Atmos. Chem. Phys. Discuss., 15, 9077-9106, doi:10.5194/acpd-15-9077-2015, 2015
Utilization of O4 slant column density to derive aerosol layer height from a spaceborne UV-visible hyperspectral sensor: sensitivity and case study
Summary: The sensitivities of oxygen-dimer (O4) slant column densities (SCDs) to changes in aerosol layer height are investigated using simulated radiances by a radiative transfer model, Linearized Discrete Ordinate Radiative Transfer (LIDORT), and Differential Optical Absorption Spectroscopy (DOAS) technique. A new algorithm is developed and tested to derive the aerosol effective height for cases over East Asia using radiance data from the Ozone Monitoring Instrument (OMI).
Atmos. Chem. Phys. Discuss., 15, 7933-7975, doi:10.5194/acpd-15-7933-2015, 2015
A comprehensive inventory of ship traffic exhaust emissions in the European sea areas in 2011
Summary: This manuscript describes the emissions from shipping in European sea areas. The work is based on automatic position reports (AIS) sent by ships and reflects realistic activity patterns of ships. The work demonstrates that it is feasible to construct a full bottom-up emission inventories based on large-volume activity data sets.

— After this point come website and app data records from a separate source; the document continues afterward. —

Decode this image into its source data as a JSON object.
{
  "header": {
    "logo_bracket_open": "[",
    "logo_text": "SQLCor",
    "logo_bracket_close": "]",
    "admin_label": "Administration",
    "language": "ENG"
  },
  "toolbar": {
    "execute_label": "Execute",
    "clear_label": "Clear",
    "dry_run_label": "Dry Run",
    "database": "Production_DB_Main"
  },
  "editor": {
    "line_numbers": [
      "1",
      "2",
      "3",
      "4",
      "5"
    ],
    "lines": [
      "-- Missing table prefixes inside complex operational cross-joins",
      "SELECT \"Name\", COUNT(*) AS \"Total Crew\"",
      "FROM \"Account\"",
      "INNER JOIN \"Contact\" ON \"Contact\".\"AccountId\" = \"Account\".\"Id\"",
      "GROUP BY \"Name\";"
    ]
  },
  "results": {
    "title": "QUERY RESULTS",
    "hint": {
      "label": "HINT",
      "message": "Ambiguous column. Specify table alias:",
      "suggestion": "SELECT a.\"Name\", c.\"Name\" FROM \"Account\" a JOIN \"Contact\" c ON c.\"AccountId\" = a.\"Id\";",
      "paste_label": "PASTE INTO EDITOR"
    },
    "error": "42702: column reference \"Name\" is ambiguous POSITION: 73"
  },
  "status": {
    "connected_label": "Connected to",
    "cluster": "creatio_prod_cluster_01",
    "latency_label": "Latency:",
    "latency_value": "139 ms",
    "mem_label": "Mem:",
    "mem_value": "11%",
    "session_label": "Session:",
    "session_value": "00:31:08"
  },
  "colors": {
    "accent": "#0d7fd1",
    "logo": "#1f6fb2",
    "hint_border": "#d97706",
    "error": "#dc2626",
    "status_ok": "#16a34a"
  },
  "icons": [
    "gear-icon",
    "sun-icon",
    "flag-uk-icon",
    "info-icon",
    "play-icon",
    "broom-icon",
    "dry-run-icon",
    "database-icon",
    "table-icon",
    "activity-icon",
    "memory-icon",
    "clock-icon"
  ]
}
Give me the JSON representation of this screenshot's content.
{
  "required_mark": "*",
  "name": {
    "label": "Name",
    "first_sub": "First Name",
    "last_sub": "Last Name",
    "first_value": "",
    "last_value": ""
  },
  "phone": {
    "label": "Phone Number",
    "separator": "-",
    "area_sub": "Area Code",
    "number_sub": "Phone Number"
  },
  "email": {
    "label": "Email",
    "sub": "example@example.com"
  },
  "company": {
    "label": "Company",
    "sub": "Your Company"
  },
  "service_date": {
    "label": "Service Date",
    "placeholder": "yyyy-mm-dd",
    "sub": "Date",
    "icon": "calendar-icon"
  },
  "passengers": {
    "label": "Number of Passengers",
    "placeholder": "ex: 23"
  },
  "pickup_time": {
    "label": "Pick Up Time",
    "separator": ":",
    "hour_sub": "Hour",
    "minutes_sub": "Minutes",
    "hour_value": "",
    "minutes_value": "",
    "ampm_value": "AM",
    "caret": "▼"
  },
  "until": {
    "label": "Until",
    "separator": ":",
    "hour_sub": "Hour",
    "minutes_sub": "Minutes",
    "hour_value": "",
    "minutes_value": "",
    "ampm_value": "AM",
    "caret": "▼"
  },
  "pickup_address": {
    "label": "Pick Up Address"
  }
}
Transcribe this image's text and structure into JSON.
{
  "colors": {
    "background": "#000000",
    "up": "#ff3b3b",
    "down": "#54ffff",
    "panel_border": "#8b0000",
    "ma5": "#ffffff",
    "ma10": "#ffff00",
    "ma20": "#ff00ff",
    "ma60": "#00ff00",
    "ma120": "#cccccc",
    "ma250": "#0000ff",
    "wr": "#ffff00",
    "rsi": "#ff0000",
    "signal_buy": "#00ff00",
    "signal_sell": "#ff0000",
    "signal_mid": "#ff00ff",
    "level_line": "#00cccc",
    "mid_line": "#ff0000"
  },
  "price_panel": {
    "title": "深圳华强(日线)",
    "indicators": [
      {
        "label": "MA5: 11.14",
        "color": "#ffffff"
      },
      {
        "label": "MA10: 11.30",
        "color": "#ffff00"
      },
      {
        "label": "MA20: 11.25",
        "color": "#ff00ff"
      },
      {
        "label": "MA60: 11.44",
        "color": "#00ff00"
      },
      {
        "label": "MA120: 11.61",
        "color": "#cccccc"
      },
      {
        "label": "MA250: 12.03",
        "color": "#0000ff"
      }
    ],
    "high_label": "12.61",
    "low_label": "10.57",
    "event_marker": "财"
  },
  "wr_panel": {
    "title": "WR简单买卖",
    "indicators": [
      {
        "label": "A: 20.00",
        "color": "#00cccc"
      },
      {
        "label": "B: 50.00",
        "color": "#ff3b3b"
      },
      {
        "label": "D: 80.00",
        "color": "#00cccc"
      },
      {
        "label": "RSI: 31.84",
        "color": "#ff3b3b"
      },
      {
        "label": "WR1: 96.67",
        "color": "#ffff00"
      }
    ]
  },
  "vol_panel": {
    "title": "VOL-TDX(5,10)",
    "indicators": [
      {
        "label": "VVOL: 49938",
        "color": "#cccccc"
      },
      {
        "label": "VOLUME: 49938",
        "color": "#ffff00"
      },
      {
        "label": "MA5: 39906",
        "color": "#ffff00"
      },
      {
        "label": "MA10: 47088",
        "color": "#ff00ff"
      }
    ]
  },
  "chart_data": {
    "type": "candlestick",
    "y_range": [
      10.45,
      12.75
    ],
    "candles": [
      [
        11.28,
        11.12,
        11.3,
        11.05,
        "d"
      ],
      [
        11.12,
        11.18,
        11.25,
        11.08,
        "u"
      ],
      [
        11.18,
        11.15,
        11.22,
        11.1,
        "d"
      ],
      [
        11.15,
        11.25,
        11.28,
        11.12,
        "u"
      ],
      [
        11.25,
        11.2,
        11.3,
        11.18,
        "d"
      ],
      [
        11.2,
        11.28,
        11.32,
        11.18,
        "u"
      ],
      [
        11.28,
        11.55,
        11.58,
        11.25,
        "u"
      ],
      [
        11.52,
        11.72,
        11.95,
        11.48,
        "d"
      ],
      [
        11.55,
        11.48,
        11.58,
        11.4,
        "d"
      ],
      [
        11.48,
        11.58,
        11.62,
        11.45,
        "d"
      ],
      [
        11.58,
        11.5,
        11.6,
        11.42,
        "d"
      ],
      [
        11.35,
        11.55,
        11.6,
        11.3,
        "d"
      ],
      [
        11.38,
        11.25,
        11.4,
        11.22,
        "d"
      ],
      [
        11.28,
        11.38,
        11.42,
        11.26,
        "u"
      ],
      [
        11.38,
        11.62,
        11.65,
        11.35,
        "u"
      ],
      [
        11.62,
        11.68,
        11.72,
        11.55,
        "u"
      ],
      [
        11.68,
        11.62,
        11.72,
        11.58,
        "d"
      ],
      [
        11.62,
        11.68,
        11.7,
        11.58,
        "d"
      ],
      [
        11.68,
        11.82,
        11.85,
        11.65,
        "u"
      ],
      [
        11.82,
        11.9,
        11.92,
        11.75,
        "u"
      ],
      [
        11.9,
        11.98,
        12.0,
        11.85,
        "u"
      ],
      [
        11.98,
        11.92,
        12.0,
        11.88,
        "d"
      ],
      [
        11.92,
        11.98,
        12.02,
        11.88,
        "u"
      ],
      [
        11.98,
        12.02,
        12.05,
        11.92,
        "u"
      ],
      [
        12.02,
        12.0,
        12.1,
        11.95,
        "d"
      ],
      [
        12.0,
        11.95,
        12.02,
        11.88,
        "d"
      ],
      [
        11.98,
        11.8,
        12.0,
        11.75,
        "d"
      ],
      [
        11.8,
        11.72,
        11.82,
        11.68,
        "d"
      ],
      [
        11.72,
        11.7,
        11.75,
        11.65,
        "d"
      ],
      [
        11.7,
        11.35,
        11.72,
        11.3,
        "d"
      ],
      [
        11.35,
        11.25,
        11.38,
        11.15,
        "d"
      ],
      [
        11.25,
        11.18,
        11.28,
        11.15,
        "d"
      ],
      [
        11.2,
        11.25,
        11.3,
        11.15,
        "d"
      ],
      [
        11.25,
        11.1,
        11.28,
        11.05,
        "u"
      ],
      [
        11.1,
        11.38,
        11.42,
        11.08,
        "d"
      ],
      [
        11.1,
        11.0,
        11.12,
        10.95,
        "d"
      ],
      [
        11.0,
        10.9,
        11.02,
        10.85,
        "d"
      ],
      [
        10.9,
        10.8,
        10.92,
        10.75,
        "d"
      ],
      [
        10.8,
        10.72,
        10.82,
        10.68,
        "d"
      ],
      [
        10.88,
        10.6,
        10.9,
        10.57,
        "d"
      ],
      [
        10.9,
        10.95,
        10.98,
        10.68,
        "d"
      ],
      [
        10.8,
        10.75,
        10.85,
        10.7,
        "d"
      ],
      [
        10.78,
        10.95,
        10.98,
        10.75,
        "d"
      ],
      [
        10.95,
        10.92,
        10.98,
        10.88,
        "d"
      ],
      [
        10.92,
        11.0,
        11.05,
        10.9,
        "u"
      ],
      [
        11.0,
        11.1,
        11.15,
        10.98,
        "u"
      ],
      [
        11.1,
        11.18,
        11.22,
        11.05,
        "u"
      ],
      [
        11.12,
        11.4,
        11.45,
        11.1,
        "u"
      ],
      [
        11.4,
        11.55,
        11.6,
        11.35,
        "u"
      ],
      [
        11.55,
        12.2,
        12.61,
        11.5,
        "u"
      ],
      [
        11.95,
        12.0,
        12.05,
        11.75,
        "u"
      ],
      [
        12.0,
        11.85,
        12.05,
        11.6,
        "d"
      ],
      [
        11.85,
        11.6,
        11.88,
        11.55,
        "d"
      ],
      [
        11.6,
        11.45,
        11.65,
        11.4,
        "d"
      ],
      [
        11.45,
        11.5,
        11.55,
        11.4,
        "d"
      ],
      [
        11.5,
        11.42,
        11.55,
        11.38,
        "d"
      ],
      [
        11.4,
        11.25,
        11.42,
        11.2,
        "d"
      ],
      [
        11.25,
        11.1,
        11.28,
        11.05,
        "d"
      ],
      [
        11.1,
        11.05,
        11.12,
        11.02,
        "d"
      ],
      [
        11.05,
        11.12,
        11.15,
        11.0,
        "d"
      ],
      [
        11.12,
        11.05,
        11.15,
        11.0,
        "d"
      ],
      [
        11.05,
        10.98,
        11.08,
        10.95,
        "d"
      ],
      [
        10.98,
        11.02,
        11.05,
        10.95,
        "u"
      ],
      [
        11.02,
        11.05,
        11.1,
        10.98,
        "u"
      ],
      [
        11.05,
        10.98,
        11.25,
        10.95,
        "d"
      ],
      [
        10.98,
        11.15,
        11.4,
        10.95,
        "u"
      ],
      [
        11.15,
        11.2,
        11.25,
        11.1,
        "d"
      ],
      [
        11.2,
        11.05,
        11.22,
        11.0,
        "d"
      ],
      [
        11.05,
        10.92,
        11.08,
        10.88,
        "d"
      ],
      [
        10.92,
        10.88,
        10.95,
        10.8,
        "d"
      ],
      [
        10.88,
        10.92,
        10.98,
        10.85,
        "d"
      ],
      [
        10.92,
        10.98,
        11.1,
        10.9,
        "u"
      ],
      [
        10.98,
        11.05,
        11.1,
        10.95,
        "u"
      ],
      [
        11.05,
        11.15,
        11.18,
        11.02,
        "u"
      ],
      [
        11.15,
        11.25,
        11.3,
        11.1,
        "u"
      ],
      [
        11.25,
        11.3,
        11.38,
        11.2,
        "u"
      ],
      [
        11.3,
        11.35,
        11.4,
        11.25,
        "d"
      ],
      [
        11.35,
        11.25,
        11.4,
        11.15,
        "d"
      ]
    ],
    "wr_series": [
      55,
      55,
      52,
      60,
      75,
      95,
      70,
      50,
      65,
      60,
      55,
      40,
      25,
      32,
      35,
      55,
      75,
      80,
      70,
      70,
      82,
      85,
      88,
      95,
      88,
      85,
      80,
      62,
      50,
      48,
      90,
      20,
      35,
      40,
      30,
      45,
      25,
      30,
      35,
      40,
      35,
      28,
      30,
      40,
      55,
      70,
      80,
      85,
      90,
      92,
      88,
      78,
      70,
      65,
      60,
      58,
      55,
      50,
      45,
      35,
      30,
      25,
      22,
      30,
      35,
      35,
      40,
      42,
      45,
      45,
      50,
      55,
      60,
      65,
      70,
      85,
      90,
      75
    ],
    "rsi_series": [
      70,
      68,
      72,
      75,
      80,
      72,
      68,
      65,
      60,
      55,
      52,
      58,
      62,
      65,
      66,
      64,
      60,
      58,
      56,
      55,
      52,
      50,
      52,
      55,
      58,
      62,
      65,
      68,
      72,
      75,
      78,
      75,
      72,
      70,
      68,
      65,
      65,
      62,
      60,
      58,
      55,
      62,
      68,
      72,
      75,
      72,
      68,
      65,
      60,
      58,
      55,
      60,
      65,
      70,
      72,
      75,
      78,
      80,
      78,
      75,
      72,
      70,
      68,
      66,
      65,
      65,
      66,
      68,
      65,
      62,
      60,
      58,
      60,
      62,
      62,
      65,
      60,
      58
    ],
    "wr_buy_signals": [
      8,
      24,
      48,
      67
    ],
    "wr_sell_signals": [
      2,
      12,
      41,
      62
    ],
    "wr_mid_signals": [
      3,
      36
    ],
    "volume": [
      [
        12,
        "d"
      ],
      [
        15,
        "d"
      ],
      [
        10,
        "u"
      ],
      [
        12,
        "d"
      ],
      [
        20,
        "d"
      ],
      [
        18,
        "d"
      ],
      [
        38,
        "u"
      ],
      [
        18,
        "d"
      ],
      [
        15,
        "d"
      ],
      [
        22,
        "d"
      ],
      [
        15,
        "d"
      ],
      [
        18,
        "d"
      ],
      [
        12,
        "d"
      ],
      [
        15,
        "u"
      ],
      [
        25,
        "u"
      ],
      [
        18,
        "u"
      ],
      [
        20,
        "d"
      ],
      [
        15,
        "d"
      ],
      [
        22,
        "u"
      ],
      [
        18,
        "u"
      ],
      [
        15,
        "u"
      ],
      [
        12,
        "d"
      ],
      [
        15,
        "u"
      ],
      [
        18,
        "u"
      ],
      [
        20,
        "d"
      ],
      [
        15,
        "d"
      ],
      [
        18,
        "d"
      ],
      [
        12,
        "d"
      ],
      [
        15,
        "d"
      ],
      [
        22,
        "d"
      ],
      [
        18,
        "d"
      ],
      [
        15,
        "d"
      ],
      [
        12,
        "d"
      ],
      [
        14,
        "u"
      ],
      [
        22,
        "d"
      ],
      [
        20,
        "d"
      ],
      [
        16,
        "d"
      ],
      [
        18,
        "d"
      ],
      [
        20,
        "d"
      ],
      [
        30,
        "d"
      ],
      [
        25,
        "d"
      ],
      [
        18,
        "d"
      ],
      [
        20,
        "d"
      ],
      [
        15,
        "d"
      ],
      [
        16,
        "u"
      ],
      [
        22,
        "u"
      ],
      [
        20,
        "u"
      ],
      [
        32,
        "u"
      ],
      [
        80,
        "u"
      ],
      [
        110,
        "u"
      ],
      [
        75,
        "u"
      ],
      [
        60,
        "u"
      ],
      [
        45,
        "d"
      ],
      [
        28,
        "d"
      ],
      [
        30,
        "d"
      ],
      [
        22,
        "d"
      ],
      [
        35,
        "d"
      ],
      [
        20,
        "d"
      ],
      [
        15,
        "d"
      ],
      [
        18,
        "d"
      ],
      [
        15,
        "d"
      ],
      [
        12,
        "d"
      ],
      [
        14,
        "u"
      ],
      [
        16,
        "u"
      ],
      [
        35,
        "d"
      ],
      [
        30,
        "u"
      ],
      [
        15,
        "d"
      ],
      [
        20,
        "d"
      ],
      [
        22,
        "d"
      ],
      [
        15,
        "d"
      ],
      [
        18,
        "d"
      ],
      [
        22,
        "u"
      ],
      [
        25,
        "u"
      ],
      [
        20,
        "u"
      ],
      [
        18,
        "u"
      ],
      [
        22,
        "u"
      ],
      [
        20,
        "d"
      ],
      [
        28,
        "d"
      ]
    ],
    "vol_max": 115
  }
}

Atmos. Chem. Phys. Discuss., 15, 7459-7491, doi:10.5194/acpd-15-7459-2015, 2015